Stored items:
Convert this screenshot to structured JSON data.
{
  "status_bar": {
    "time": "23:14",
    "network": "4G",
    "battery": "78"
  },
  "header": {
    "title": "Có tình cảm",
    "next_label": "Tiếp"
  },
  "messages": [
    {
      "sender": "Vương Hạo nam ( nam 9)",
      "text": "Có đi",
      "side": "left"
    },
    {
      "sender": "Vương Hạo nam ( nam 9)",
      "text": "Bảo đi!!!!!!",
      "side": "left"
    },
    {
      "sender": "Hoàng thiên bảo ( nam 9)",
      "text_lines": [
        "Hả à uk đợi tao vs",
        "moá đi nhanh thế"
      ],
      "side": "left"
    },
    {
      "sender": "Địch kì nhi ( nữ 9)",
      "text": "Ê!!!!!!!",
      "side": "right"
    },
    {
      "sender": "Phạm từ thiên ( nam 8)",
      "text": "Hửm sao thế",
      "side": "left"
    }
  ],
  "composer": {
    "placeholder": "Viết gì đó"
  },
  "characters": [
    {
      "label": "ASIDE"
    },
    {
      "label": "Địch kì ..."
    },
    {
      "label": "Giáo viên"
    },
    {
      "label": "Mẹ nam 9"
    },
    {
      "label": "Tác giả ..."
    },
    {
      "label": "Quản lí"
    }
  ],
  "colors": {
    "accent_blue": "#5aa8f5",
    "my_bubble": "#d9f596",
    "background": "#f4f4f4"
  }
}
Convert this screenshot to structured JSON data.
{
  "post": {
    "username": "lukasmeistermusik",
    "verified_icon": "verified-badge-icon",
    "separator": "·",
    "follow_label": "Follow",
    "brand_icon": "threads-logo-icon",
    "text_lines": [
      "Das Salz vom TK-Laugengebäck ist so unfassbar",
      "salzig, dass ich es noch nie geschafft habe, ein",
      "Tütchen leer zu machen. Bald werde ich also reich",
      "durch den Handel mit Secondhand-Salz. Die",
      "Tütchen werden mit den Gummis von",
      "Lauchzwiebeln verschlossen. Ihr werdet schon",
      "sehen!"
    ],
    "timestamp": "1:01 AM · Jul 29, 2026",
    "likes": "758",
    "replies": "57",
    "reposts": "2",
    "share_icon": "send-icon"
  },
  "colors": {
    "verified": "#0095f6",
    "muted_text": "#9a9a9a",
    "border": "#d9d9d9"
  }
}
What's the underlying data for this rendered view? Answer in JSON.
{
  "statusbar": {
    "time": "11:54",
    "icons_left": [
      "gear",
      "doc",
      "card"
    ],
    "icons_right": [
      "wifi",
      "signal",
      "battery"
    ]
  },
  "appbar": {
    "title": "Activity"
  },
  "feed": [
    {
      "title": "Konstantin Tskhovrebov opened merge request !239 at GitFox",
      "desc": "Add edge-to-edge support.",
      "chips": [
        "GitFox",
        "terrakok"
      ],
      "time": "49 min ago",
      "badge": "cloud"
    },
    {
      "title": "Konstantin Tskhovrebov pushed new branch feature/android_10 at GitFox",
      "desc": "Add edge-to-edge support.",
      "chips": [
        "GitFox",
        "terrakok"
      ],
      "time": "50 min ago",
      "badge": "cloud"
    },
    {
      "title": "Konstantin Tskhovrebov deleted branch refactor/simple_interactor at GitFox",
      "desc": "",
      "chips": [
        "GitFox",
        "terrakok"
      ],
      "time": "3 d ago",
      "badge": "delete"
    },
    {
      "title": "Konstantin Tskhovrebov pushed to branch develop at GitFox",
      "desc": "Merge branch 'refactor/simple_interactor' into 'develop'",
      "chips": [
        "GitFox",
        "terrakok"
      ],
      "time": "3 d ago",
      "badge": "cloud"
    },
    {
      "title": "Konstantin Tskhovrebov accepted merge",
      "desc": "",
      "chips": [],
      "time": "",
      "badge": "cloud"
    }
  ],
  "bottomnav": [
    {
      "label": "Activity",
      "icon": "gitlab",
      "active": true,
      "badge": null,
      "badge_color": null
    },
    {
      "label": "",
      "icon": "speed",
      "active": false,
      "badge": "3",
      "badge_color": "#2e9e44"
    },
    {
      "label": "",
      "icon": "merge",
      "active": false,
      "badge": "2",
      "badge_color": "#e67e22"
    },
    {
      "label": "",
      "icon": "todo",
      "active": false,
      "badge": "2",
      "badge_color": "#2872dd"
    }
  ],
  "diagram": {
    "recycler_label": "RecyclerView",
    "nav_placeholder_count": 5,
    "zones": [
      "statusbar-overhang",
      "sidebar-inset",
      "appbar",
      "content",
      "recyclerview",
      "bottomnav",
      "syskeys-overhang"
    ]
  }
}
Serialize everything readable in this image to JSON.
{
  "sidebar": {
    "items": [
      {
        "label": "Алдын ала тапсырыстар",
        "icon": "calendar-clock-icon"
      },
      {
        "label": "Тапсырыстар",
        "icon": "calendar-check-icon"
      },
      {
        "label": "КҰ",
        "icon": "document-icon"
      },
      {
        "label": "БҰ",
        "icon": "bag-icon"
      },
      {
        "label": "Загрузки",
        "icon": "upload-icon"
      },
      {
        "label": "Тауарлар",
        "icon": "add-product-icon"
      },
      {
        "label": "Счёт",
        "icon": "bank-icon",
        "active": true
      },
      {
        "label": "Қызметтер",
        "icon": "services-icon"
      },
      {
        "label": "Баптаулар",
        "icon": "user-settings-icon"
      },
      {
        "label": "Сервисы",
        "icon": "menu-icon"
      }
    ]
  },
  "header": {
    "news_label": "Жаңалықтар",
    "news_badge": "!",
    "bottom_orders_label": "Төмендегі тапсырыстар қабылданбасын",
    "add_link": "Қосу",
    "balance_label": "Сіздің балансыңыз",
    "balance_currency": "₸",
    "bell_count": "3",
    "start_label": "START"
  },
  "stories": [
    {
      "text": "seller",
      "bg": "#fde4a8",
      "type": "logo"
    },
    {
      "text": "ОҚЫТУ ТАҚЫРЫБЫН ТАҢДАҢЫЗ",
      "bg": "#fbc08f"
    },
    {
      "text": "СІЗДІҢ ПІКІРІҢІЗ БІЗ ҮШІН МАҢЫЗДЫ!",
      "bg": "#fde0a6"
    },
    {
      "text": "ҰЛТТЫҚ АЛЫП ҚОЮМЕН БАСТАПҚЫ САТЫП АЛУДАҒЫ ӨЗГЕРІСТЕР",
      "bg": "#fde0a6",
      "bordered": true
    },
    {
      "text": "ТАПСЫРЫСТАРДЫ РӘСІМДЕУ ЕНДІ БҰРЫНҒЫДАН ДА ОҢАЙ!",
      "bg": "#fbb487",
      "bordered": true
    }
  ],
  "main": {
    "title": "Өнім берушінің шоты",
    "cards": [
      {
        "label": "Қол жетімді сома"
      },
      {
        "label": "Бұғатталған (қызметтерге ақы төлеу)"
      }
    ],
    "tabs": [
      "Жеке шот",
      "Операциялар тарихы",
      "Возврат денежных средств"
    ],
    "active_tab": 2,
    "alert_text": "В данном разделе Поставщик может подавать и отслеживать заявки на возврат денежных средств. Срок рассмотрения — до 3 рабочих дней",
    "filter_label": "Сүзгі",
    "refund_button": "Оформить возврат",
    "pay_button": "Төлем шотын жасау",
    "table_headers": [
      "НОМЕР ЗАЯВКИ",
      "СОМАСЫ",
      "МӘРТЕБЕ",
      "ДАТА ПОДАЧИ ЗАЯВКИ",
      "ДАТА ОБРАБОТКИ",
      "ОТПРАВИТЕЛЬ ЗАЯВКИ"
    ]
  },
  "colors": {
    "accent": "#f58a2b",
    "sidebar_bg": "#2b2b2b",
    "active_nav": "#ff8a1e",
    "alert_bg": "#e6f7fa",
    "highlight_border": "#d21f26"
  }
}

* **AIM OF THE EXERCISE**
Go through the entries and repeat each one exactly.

* **PROBLEM SOLUTION**
Convert this screenshot to structured JSON data.
{
  "status_bar": {
    "time": "23:14",
    "network": "4G",
    "battery": "78"
  },
  "header": {
    "title": "Có tình cảm",
    "next_label": "Tiếp"
  },
  "messages": [
    {
      "sender": "Vương Hạo nam ( nam 9)",
      "text": "Có đi",
      "side": "left"
    },
    {
      "sender": "Vương Hạo nam ( nam 9)",
      "text": "Bảo đi!!!!!!",
      "side": "left"
    },
    {
      "sender": "Hoàng thiên bảo ( nam 9)",
      "text_lines": [
        "Hả à uk đợi tao vs",
        "moá đi nhanh thế"
      ],
      "side": "left"
    },
    {
      "sender": "Địch kì nhi ( nữ 9)",
      "text": "Ê!!!!!!!",
      "side": "right"
    },
    {
      "sender": "Phạm từ thiên ( nam 8)",
      "text": "Hửm sao thế",
      "side": "left"
    }
  ],
  "composer": {
    "placeholder": "Viết gì đó"
  },
  "characters": [
    {
      "label": "ASIDE"
    },
    {
      "label": "Địch kì ..."
    },
    {
      "label": "Giáo viên"
    },
    {
      "label": "Mẹ nam 9"
    },
    {
      "label": "Tác giả ..."
    },
    {
      "label": "Quản lí"
    }
  ],
  "colors": {
    "accent_blue": "#5aa8f5",
    "my_bubble": "#d9f596",
    "background": "#f4f4f4"
  }
}
Convert this screenshot to structured JSON data.
{
  "post": {
    "username": "lukasmeistermusik",
    "verified_icon": "verified-badge-icon",
    "separator": "·",
    "follow_label": "Follow",
    "brand_icon": "threads-logo-icon",
    "text_lines": [
      "Das Salz vom TK-Laugengebäck ist so unfassbar",
      "salzig, dass ich es noch nie geschafft habe, ein",
      "Tütchen leer zu machen. Bald werde ich also reich",
      "durch den Handel mit Secondhand-Salz. Die",
      "Tütchen werden mit den Gummis von",
      "Lauchzwiebeln verschlossen. Ihr werdet schon",
      "sehen!"
    ],
    "timestamp": "1:01 AM · Jul 29, 2026",
    "likes": "758",
    "replies": "57",
    "reposts": "2",
    "share_icon": "send-icon"
  },
  "colors": {
    "verified": "#0095f6",
    "muted_text": "#9a9a9a",
    "border": "#d9d9d9"
  }
}
What's the underlying data for this rendered view? Answer in JSON.
{
  "statusbar": {
    "time": "11:54",
    "icons_left": [
      "gear",
      "doc",
      "card"
    ],
    "icons_right": [
      "wifi",
      "signal",
      "battery"
    ]
  },
  "appbar": {
    "title": "Activity"
  },
  "feed": [
    {
      "title": "Konstantin Tskhovrebov opened merge request !239 at GitFox",
      "desc": "Add edge-to-edge support.",
      "chips": [
        "GitFox",
        "terrakok"
      ],
      "time": "49 min ago",
      "badge": "cloud"
    },
    {
      "title": "Konstantin Tskhovrebov pushed new branch feature/android_10 at GitFox",
      "desc": "Add edge-to-edge support.",
      "chips": [
        "GitFox",
        "terrakok"
      ],
      "time": "50 min ago",
      "badge": "cloud"
    },
    {
      "title": "Konstantin Tskhovrebov deleted branch refactor/simple_interactor at GitFox",
      "desc": "",
      "chips": [
        "GitFox",
        "terrakok"
      ],
      "time": "3 d ago",
      "badge": "delete"
    },
    {
      "title": "Konstantin Tskhovrebov pushed to branch develop at GitFox",
      "desc": "Merge branch 'refactor/simple_interactor' into 'develop'",
      "chips": [
        "GitFox",
        "terrakok"
      ],
      "time": "3 d ago",
      "badge": "cloud"
    },
    {
      "title": "Konstantin Tskhovrebov accepted merge",
      "desc": "",
      "chips": [],
      "time": "",
      "badge": "cloud"
    }
  ],
  "bottomnav": [
    {
      "label": "Activity",
      "icon": "gitlab",
      "active": true,
      "badge": null,
      "badge_color": null
    },
    {
      "label": "",
      "icon": "speed",
      "active": false,
      "badge": "3",
      "badge_color": "#2e9e44"
    },
    {
      "label": "",
      "icon": "merge",
      "active": false,
      "badge": "2",
      "badge_color": "#e67e22"
    },
    {
      "label": "",
      "icon": "todo",
      "active": false,
      "badge": "2",
      "badge_color": "#2872dd"
    }
  ],
  "diagram": {
    "recycler_label": "RecyclerView",
    "nav_placeholder_count": 5,
    "zones": [
      "statusbar-overhang",
      "sidebar-inset",
      "appbar",
      "content",
      "recyclerview",
      "bottomnav",
      "syskeys-overhang"
    ]
  }
}
Serialize everything readable in this image to JSON.
{
  "sidebar": {
    "items": [
      {
        "label": "Алдын ала тапсырыстар",
        "icon": "calendar-clock-icon"
      },
      {
        "label": "Тапсырыстар",
        "icon": "calendar-check-icon"
      },
      {
        "label": "КҰ",
        "icon": "document-icon"
      },
      {
        "label": "БҰ",
        "icon": "bag-icon"
      },
      {
        "label": "Загрузки",
        "icon": "upload-icon"
      },
      {
        "label": "Тауарлар",
        "icon": "add-product-icon"
      },
      {
        "label": "Счёт",
        "icon": "bank-icon",
        "active": true
      },
      {
        "label": "Қызметтер",
        "icon": "services-icon"
      },
      {
        "label": "Баптаулар",
        "icon": "user-settings-icon"
      },
      {
        "label": "Сервисы",
        "icon": "menu-icon"
      }
    ]
  },
  "header": {
    "news_label": "Жаңалықтар",
    "news_badge": "!",
    "bottom_orders_label": "Төмендегі тапсырыстар қабылданбасын",
    "add_link": "Қосу",
    "balance_label": "Сіздің балансыңыз",
    "balance_currency": "₸",
    "bell_count": "3",
    "start_label": "START"
  },
  "stories": [
    {
      "text": "seller",
      "bg": "#fde4a8",
      "type": "logo"
    },
    {
      "text": "ОҚЫТУ ТАҚЫРЫБЫН ТАҢДАҢЫЗ",
      "bg": "#fbc08f"
    },
    {
      "text": "СІЗДІҢ ПІКІРІҢІЗ БІЗ ҮШІН МАҢЫЗДЫ!",
      "bg": "#fde0a6"
    },
    {
      "text": "ҰЛТТЫҚ АЛЫП ҚОЮМЕН БАСТАПҚЫ САТЫП АЛУДАҒЫ ӨЗГЕРІСТЕР",
      "bg": "#fde0a6",
      "bordered": true
    },
    {
      "text": "ТАПСЫРЫСТАРДЫ РӘСІМДЕУ ЕНДІ БҰРЫНҒЫДАН ДА ОҢАЙ!",
      "bg": "#fbb487",
      "bordered": true
    }
  ],
  "main": {
    "title": "Өнім берушінің шоты",
    "cards": [
      {
        "label": "Қол жетімді сома"
      },
      {
        "label": "Бұғатталған (қызметтерге ақы төлеу)"
      }
    ],
    "tabs": [
      "Жеке шот",
      "Операциялар тарихы",
      "Возврат денежных средств"
    ],
    "active_tab": 2,
    "alert_text": "В данном разделе Поставщик может подавать и отслеживать заявки на возврат денежных средств. Срок рассмотрения — до 3 рабочих дней",
    "filter_label": "Сүзгі",
    "refund_button": "Оформить возврат",
    "pay_button": "Төлем шотын жасау",
    "table_headers": [
      "НОМЕР ЗАЯВКИ",
      "СОМАСЫ",
      "МӘРТЕБЕ",
      "ДАТА ПОДАЧИ ЗАЯВКИ",
      "ДАТА ОБРАБОТКИ",
      "ОТПРАВИТЕЛЬ ЗАЯВКИ"
    ]
  },
  "colors": {
    "accent": "#f58a2b",
    "sidebar_bg": "#2b2b2b",
    "active_nav": "#ff8a1e",
    "alert_bg": "#e6f7fa",
    "highlight_border": "#d21f26"
  }
}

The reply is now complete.